## ABOUT THIS EXERCISE
Wherever the word "true" turns up in a line of the entries, copy that line.

## DATA

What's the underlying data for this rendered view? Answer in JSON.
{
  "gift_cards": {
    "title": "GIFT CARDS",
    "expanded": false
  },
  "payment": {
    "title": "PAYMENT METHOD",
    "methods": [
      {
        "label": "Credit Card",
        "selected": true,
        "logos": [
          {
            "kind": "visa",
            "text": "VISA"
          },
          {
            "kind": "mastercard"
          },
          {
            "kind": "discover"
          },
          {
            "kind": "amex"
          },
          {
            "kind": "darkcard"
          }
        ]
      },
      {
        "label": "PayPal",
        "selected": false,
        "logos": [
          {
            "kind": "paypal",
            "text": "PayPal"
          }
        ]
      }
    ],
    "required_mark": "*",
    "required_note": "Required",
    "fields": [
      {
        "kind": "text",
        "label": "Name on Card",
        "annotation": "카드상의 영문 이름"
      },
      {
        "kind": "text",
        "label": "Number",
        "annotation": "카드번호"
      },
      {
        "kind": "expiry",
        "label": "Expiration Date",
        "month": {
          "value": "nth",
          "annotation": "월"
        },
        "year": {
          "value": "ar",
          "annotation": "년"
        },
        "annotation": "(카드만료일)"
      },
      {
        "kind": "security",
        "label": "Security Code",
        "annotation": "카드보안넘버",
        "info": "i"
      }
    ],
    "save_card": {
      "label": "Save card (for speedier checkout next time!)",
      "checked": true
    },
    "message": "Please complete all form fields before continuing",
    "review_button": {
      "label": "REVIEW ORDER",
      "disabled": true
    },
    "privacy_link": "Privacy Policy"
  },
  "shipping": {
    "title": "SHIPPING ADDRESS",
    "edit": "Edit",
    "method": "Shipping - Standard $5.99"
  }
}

## SOLUTION
        "selected": true,
      "checked": true
      "disabled": true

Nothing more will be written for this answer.